Assigned task: Retype every record below exactly as it appears.

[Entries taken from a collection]
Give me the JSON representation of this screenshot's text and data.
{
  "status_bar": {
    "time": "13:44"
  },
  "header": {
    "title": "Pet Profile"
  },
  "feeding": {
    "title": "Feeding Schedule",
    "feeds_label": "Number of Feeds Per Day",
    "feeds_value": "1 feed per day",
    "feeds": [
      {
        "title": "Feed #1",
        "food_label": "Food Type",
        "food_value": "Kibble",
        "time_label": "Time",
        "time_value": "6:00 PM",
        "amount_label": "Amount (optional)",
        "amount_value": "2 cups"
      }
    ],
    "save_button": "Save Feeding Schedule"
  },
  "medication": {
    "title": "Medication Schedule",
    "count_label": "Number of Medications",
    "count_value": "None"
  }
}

Your solution:
Give me the JSON representation of this screenshot's text and data.
{
  "status_bar": {
    "time": "13:44"
  },
  "header": {
    "title": "Pet Profile"
  },
  "feeding": {
    "title": "Feeding Schedule",
    "feeds_label": "Number of Feeds Per Day",
    "feeds_value": "1 feed per day",
    "feeds": [
      {
        "title": "Feed #1",
        "food_label": "Food Type",
        "food_value": "Kibble",
        "time_label": "Time",
        "time_value": "6:00 PM",
        "amount_label": "Amount (optional)",
        "amount_value": "2 cups"
      }
    ],
    "save_button": "Save Feeding Schedule"
  },
  "medication": {
    "title": "Medication Schedule",
    "count_label": "Number of Medications",
    "count_value": "None"
  }
}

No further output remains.